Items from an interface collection
• • • •
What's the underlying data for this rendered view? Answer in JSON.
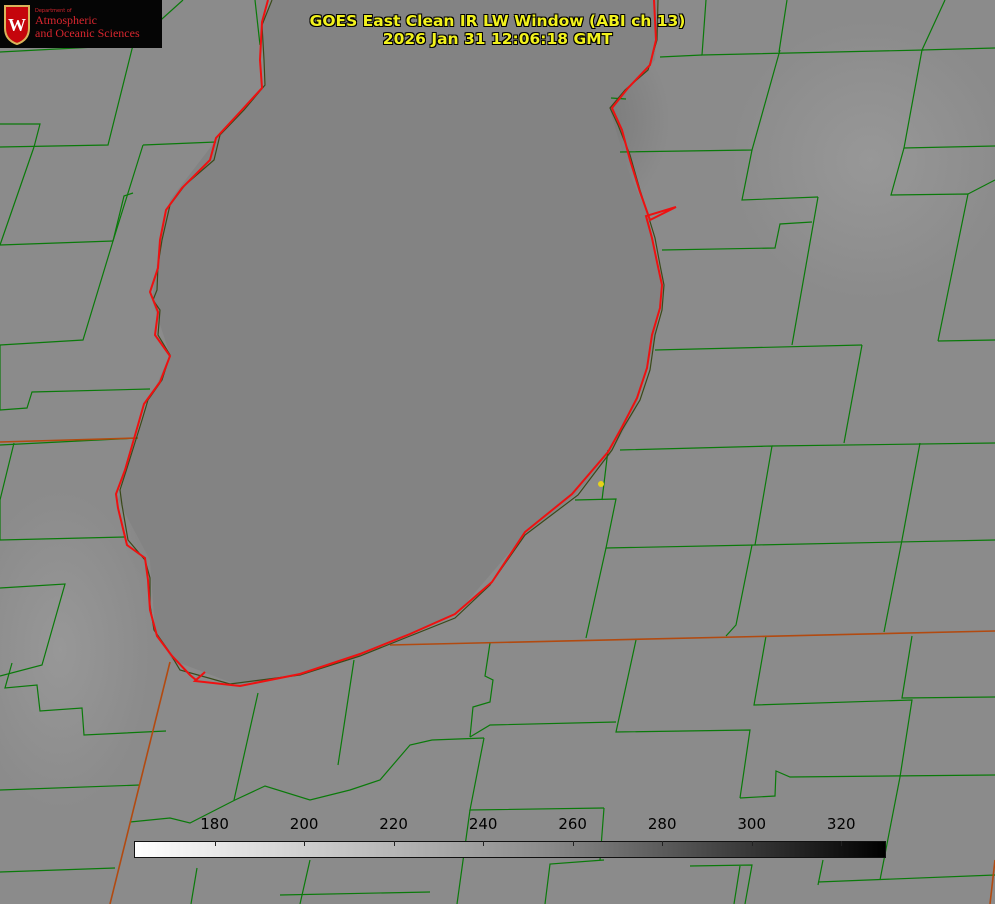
{
  "header": {
    "title_line1": "GOES East Clean IR LW Window (ABI ch 13)",
    "title_line2": "2026 Jan 31 12:06:18 GMT"
  },
  "logo": {
    "dept": "Department of",
    "line1": "Atmospheric",
    "line2": "and Oceanic Sciences",
    "crest_letter": "W"
  },
  "colorbar": {
    "min": 162,
    "max": 330,
    "ticks": [
      "180",
      "200",
      "220",
      "240",
      "260",
      "280",
      "300",
      "320"
    ]
  },
  "colors": {
    "county_lines": "#0a7a0a",
    "state_border": "#b24a10",
    "shoreline": "#ee1111",
    "marker": "#e6d21a",
    "title": "#f2f21d"
  }
}
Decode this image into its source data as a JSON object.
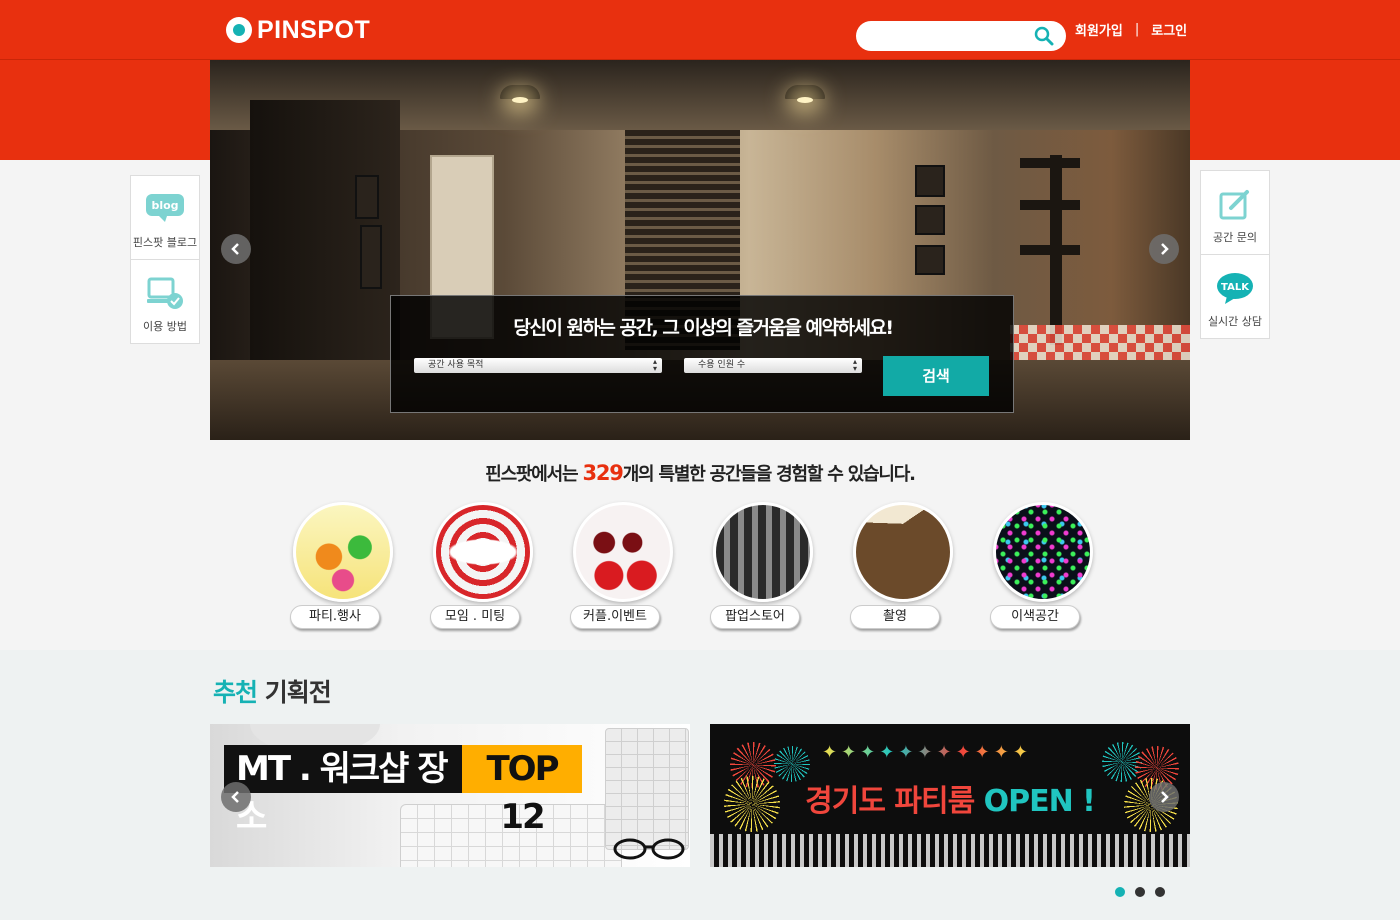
{
  "header": {
    "logo_text": "PINSPOT",
    "search_placeholder": "",
    "signup_label": "회원가입",
    "separator": "|",
    "login_label": "로그인"
  },
  "hero": {
    "title": "당신이 원하는 공간, 그 이상의 즐거움을 예약하세요!",
    "purpose_select": "공간 사용 목적",
    "capacity_select": "수용 인원 수",
    "search_button": "검색"
  },
  "side_left": [
    {
      "label": "핀스팟 블로그",
      "icon": "blog-icon",
      "icon_text": "blog"
    },
    {
      "label": "이용 방법",
      "icon": "monitor-check-icon"
    }
  ],
  "side_right": [
    {
      "label": "공간 문의",
      "icon": "edit-icon"
    },
    {
      "label": "실시간 상담",
      "icon": "talk-icon",
      "icon_text": "TALK"
    }
  ],
  "tagline": {
    "before": "핀스팟에서는 ",
    "count": "329",
    "after": "개의 특별한 공간들을 경험할 수 있습니다."
  },
  "categories": [
    {
      "label": "파티.행사"
    },
    {
      "label": "모임 . 미팅"
    },
    {
      "label": "커플.이벤트"
    },
    {
      "label": "팝업스토어"
    },
    {
      "label": "촬영"
    },
    {
      "label": "이색공간"
    }
  ],
  "recommend": {
    "title_accent": "추천",
    "title_rest": " 기획전",
    "banner1_black": "MT . 워크샵 장소",
    "banner1_yellow": "TOP 12",
    "banner2_red": "경기도 파티룸",
    "banner2_teal": "OPEN !",
    "banner2_sparkles": "✦✦✦✦✦✦✦✦✦✦✦"
  },
  "pagination": {
    "total": 3,
    "active": 0
  },
  "colors": {
    "brand_red": "#e8300f",
    "accent_teal": "#15b2b4",
    "search_button": "#12aaa6",
    "highlight_yellow": "#ffae00"
  }
}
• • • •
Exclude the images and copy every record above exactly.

What's the underlying data for this rendered view? Answer in JSON.
{
  "header": {
    "title_line1": "GOES East Clean IR LW Window (ABI ch 13)",
    "title_line2": "2026 Jan 31 12:06:18 GMT"
  },
  "logo": {
    "dept": "Department of",
    "line1": "Atmospheric",
    "line2": "and Oceanic Sciences",
    "crest_letter": "W"
  },
  "colorbar": {
    "min": 162,
    "max": 330,
    "ticks": [
      "180",
      "200",
      "220",
      "240",
      "260",
      "280",
      "300",
      "320"
    ]
  },
  "colors": {
    "county_lines": "#0a7a0a",
    "state_border": "#b24a10",
    "shoreline": "#ee1111",
    "marker": "#e6d21a",
    "title": "#f2f21d"
  }
}
Decode this image into its source data as a JSON object.
{
  "header": {
    "logo_text": "PINSPOT",
    "search_placeholder": "",
    "signup_label": "회원가입",
    "separator": "|",
    "login_label": "로그인"
  },
  "hero": {
    "title": "당신이 원하는 공간, 그 이상의 즐거움을 예약하세요!",
    "purpose_select": "공간 사용 목적",
    "capacity_select": "수용 인원 수",
    "search_button": "검색"
  },
  "side_left": [
    {
      "label": "핀스팟 블로그",
      "icon": "blog-icon",
      "icon_text": "blog"
    },
    {
      "label": "이용 방법",
      "icon": "monitor-check-icon"
    }
  ],
  "side_right": [
    {
      "label": "공간 문의",
      "icon": "edit-icon"
    },
    {
      "label": "실시간 상담",
      "icon": "talk-icon",
      "icon_text": "TALK"
    }
  ],
  "tagline": {
    "before": "핀스팟에서는 ",
    "count": "329",
    "after": "개의 특별한 공간들을 경험할 수 있습니다."
  },
  "categories": [
    {
      "label": "파티.행사"
    },
    {
      "label": "모임 . 미팅"
    },
    {
      "label": "커플.이벤트"
    },
    {
      "label": "팝업스토어"
    },
    {
      "label": "촬영"
    },
    {
      "label": "이색공간"
    }
  ],
  "recommend": {
    "title_accent": "추천",
    "title_rest": " 기획전",
    "banner1_black": "MT . 워크샵 장소",
    "banner1_yellow": "TOP 12",
    "banner2_red": "경기도 파티룸",
    "banner2_teal": "OPEN !",
    "banner2_sparkles": "✦✦✦✦✦✦✦✦✦✦✦"
  },
  "pagination": {
    "total": 3,
    "active": 0
  },
  "colors": {
    "brand_red": "#e8300f",
    "accent_teal": "#15b2b4",
    "search_button": "#12aaa6",
    "highlight_yellow": "#ffae00"
  }
}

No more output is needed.